C-Tran board gives in to veto threat
Vancouver council members successfully delay vote on size of light-rail voting pool
Tuesday, May 10, 2011
Stalled by the threat of a bloc veto by members of the Vancouver City Council, the C-Tran board agreed Tuesday to put off deciding the boundaries for a 2012 sales tax vote on light rail and bus rapid transit.
Before the board Tuesday was a proposal put forward by board member and Clark County Commissioner Steve Stuart that called for a 0.1 percent sales tax vote go before voters in all of C-Tran’s service area in either August or November 2012.
But on Monday night, the Vancouver City Council, led by Mayor Tim Leavitt, said it wanted more time to hear details on a districtwide vote versus a narrower subdistrict before making a call. The council threatened to vote down Stuart’s proposal as it stood.
And at Tuesday’s meeting the board agreed to put off a decision on the sales tax district’s boundaries to a later date.
“We are not prepared to make a decision,” Leavitt said. “I would urge this board to hold off on making those decisions until we better understand the climate and have the facts and details at our fingertips.”
The delay will not affect the overall timing of the Columbia River Crossing project, nor likely delay C-Tran’s ability to put a high-capacity transit sales tax vote on the ballot in 2012. The move does delay a call on whether the sales tax will go before all those in C-Tran’s service area or a smaller subdistrict, perhaps Vancouver and its urban growth boundary, for example.
The C-Tran board will have to decide before the end of the year about which option it prefers — an expert review panel must analyze the sales tax finance plan before it can be put before voters, Scott Patterson, C-Tran’s public affairs director, said.
If the board ultimately decides to put the vote before all of C-Tran’s service district, then all of that area would pay the tax, at a rate of 0.1 percent. However, some have speculated that voters in more remote stretches of Clark County would be less likely to approve paying for bus rapid transit on Fourth Plain Boulevard and light rail from Portland to downtown Vancouver.
If a subdistrict is chosen, the smaller area would pay the tax, and it would be at a higher rate than 0.1 percent, Patterson said. Cost estimates haven’t been done, but a subdistrict made up of Vancouver and its urban growth boundary may expect to have a 0.2 percent sales tax, while an even smaller district could pay more, he said.
Stuart said he wasn’t comfortable using a subdistrict for the vote.
“I see this as one system … that serves the entire community,” Stuart said. “We have one system that includes buses. That includes connectors. That includes express buses. High-capacity transit is just another piece of our puzzle.”
Linda Dietzman, a Camas City councilor who represents Camas and Washougal on the board, said: “The information that I’ve received from each of those councils is that they wanted a C-Tran districtwide vote. All the individual citizen input I’ve received also wanted the same thing.”
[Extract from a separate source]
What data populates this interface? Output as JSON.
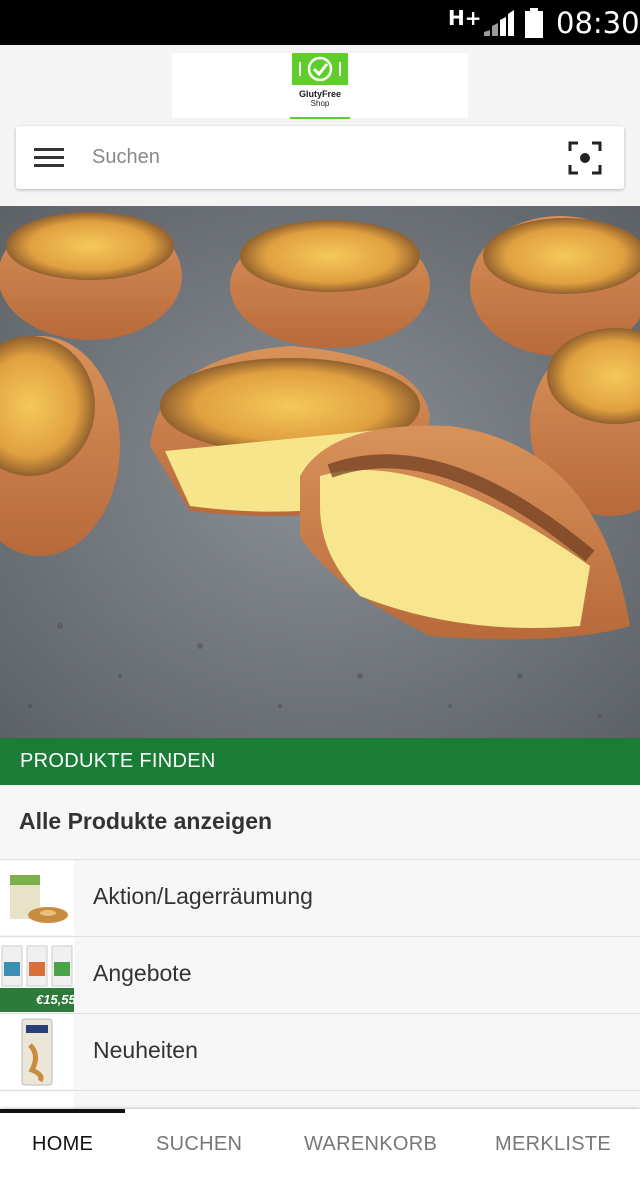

However, Yacolt Mayor James Weldon said his government and Battle Ground’s city council hadn’t had a chance to talk about the differences and both bodies thought more information would be helpful.
Leavitt said Tuesday that neither he nor either of Vancouver’s other two C-Tran representatives, Councilors Larry Smith and Bart Hansen, were for or against a subdistrict. The Vancouver mayor, however, was the one to propose a subdistrict in March.
“That’s not the case — we want to understand the circumstances,” he said, adding the results of this November’s general bus service sales tax measure — which the board agreed to put forward in April — and more public discussion on the high-capacity transit vote would be beneficial in reaching a final decision.
The board did approve one portion of the proposal before them Tuesday: That C-Tran would not sign an interlocal agreement with TriMet for light rail operations until the vote has been taken.
Leavitt asked to table the whole discussion, but was voted down in a bloc veto by the three county commissioners on the board, marking the first use of that power in C-Tran’s history. Only the county and Vancouver have veto power.
After approving the first part of the measure, the group agreed to talk later on the timing of the vote and the size of the tax district.
“You ever play chess where you just move pieces around the board?” Stuart asked. “Instead of sitting around here all night … I’ll be voting for this measure but for procedural reasons.”